**WHAT NEEDS TO BE DONE**
Only the lines from the one containing "Decode this image" through the last line below should be written out, exactly and with both ends kept.

**Recorded data**

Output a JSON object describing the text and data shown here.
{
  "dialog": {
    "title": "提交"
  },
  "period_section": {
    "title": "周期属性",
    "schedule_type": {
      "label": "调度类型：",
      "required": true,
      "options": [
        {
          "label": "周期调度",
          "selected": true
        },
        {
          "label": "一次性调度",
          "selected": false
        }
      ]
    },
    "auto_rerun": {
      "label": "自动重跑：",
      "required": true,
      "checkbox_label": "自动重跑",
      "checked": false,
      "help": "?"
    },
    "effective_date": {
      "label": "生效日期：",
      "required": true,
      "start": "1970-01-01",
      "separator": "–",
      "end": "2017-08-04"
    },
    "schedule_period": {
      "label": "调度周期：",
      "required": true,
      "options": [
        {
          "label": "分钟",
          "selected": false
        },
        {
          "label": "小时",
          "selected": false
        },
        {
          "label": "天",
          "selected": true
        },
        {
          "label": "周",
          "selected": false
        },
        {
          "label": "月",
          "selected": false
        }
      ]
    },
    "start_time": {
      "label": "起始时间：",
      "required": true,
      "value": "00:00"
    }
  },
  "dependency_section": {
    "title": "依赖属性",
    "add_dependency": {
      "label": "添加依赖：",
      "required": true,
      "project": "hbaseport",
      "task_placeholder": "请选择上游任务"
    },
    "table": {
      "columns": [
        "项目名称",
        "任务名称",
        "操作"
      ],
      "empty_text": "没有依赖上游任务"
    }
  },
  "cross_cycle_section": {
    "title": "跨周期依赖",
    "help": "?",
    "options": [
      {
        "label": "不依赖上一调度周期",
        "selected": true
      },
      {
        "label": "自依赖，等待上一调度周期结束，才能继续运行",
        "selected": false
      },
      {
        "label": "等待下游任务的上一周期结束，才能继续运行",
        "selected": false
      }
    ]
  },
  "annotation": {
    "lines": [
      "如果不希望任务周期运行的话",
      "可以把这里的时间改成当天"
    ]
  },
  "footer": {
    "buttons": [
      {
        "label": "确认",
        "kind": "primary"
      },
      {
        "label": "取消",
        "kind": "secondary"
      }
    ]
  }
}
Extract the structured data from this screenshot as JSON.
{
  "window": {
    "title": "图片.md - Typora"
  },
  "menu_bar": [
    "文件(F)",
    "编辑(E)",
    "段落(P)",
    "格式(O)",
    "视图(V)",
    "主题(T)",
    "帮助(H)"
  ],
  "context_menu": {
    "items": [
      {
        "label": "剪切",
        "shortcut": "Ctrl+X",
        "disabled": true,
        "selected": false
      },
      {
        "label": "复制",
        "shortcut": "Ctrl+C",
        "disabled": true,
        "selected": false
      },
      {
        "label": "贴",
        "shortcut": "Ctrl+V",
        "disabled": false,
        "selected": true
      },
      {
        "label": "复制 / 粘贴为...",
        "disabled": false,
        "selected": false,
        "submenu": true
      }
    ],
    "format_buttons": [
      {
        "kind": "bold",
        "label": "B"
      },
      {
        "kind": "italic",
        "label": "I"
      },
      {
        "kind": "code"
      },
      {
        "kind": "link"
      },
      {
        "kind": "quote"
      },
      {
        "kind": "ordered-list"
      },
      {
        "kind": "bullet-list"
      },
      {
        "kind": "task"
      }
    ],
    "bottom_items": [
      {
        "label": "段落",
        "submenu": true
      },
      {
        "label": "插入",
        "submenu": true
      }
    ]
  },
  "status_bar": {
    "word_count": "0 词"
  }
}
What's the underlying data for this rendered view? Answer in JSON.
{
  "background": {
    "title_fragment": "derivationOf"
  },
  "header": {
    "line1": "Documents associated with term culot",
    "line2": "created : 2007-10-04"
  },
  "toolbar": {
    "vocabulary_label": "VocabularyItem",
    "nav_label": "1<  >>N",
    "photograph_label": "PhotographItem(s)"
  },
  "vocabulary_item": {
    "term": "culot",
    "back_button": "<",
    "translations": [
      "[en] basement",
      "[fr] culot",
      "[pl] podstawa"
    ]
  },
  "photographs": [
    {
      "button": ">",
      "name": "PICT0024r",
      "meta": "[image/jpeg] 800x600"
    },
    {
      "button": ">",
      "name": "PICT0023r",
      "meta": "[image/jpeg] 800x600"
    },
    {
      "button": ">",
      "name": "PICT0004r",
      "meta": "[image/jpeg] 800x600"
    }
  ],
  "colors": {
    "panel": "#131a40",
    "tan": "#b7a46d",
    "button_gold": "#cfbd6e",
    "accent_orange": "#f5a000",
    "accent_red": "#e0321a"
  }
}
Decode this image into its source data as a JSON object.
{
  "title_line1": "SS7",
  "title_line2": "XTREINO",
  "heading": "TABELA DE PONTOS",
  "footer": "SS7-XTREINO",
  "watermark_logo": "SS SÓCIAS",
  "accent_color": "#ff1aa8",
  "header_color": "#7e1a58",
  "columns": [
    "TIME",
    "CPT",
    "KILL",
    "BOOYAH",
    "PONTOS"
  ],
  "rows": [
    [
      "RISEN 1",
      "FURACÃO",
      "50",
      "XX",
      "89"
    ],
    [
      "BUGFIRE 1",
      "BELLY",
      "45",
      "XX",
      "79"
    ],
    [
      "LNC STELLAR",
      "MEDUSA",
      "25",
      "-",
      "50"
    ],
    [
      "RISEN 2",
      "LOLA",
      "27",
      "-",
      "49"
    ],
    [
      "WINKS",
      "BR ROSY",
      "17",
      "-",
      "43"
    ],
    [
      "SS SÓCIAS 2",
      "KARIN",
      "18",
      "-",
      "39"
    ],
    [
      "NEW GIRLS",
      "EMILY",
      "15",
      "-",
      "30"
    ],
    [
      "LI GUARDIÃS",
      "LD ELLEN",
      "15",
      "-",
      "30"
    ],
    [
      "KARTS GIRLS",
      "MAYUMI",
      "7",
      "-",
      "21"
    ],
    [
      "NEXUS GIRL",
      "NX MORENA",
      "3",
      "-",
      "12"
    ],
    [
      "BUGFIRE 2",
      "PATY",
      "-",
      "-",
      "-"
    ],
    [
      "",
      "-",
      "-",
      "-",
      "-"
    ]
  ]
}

**EXERCISE RESPONSE**
Decode this image into its source data as a JSON object.
{
  "title_line1": "SS7",
  "title_line2": "XTREINO",
  "heading": "TABELA DE PONTOS",
  "footer": "SS7-XTREINO",
  "watermark_logo": "SS SÓCIAS",
  "accent_color": "#ff1aa8",
  "header_color": "#7e1a58",
  "columns": [
    "TIME",
    "CPT",
    "KILL",
    "BOOYAH",
    "PONTOS"
  ],
  "rows": [
    [
      "RISEN 1",
      "FURACÃO",
      "50",
      "XX",
      "89"
    ],
    [
      "BUGFIRE 1",
      "BELLY",
      "45",
      "XX",
      "79"
    ],
    [
      "LNC STELLAR",
      "MEDUSA",
      "25",
      "-",
      "50"
    ],
    [
      "RISEN 2",
      "LOLA",
      "27",
      "-",
      "49"
    ],
    [
      "WINKS",
      "BR ROSY",
      "17",
      "-",
      "43"
    ],
    [
      "SS SÓCIAS 2",
      "KARIN",
      "18",
      "-",
      "39"
    ],
    [
      "NEW GIRLS",
      "EMILY",
      "15",
      "-",
      "30"
    ],
    [
      "LI GUARDIÃS",
      "LD ELLEN",
      "15",
      "-",
      "30"
    ],
    [
      "KARTS GIRLS",
      "MAYUMI",
      "7",
      "-",
      "21"
    ],
    [
      "NEXUS GIRL",
      "NX MORENA",
      "3",
      "-",
      "12"
    ],
    [
      "BUGFIRE 2",
      "PATY",
      "-",
      "-",
      "-"
    ],
    [
      "",
      "-",
      "-",
      "-",
      "-"
    ]
  ]
}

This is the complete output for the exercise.